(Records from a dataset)
--- START ---

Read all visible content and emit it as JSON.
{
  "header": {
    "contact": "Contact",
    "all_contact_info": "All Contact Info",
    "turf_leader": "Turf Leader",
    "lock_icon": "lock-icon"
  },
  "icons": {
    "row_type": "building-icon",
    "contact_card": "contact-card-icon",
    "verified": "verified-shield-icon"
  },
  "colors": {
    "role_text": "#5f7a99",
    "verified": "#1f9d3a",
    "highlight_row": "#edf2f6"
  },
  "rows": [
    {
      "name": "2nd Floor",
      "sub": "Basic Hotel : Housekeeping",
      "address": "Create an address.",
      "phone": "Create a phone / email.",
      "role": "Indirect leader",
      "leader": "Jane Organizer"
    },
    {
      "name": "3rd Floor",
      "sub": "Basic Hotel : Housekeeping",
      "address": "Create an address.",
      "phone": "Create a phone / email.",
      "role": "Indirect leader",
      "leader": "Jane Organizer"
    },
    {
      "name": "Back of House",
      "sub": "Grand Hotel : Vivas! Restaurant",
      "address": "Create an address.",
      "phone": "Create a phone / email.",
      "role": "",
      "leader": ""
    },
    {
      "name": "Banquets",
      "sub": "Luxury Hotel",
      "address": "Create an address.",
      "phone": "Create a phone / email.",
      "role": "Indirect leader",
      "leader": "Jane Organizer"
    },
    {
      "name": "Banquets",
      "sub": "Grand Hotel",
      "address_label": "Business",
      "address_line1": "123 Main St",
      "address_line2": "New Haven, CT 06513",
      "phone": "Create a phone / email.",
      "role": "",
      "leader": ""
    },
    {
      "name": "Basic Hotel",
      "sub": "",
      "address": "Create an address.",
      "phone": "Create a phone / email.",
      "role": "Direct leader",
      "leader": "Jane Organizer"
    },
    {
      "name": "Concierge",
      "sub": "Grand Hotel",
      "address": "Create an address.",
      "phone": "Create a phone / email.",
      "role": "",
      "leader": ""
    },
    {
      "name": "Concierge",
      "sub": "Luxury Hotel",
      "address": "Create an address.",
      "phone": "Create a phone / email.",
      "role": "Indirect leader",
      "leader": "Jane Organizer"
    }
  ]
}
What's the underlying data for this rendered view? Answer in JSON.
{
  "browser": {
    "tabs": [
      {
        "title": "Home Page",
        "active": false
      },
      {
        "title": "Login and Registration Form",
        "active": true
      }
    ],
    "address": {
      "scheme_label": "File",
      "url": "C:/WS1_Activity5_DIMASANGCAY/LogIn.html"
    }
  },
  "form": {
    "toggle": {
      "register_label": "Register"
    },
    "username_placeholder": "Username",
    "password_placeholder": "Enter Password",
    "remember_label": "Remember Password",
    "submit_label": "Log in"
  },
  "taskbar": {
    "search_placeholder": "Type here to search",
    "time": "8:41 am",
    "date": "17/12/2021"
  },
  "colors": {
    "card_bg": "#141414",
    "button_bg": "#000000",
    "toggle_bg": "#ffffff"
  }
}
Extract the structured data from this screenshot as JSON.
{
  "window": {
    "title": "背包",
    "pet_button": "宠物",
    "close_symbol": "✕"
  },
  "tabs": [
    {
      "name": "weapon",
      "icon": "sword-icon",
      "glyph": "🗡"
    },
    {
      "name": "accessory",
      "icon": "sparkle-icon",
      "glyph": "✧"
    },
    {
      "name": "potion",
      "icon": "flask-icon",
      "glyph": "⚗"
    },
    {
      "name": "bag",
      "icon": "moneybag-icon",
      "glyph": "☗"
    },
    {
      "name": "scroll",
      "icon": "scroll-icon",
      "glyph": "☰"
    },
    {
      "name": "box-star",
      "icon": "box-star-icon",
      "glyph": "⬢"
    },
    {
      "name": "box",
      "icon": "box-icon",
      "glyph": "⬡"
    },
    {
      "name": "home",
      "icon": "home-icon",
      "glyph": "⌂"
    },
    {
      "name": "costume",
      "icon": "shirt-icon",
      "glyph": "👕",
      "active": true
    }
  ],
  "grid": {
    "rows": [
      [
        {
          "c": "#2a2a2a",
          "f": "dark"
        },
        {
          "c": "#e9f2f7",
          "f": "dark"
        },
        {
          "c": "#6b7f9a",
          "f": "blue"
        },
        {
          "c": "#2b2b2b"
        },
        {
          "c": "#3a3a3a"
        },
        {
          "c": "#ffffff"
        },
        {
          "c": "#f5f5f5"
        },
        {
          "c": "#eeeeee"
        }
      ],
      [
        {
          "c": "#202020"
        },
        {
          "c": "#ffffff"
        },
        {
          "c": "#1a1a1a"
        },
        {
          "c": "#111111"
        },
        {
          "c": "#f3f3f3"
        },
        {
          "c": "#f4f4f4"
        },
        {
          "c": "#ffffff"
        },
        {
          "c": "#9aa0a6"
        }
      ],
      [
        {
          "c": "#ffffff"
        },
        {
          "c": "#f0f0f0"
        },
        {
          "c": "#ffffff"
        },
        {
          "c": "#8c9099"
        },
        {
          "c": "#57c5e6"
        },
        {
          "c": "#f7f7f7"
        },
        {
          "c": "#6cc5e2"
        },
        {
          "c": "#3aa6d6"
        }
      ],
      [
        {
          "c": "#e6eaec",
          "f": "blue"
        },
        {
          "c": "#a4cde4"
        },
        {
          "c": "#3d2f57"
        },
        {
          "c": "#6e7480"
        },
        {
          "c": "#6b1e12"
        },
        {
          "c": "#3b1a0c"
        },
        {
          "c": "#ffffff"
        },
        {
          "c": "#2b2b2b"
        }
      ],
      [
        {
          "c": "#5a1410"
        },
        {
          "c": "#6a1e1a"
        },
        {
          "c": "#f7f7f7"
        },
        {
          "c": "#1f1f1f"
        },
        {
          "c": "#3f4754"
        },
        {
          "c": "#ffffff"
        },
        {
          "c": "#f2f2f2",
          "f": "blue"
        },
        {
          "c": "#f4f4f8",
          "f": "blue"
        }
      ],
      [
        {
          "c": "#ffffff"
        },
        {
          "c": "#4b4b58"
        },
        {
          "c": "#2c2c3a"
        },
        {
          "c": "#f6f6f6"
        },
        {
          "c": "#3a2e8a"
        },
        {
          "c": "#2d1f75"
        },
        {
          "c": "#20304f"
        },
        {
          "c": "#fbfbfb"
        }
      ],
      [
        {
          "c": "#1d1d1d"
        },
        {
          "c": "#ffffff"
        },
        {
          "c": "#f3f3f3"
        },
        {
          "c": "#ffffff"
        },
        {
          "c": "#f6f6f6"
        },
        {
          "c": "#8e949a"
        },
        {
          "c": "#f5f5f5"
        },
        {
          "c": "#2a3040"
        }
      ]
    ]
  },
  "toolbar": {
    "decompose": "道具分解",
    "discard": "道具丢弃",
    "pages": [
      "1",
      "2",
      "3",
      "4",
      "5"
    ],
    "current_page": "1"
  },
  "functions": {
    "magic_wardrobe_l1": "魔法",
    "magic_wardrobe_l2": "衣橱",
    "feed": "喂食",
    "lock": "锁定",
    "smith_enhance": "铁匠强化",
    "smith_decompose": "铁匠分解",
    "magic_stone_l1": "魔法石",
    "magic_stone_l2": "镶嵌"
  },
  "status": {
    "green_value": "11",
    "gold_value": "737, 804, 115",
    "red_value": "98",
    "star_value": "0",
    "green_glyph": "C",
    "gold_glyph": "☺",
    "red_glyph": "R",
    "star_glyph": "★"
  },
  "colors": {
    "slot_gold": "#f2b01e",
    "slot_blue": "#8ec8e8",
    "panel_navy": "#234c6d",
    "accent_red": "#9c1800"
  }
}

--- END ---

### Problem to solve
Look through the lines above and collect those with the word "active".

### Response
        "active": false
        "active": true
      "active": true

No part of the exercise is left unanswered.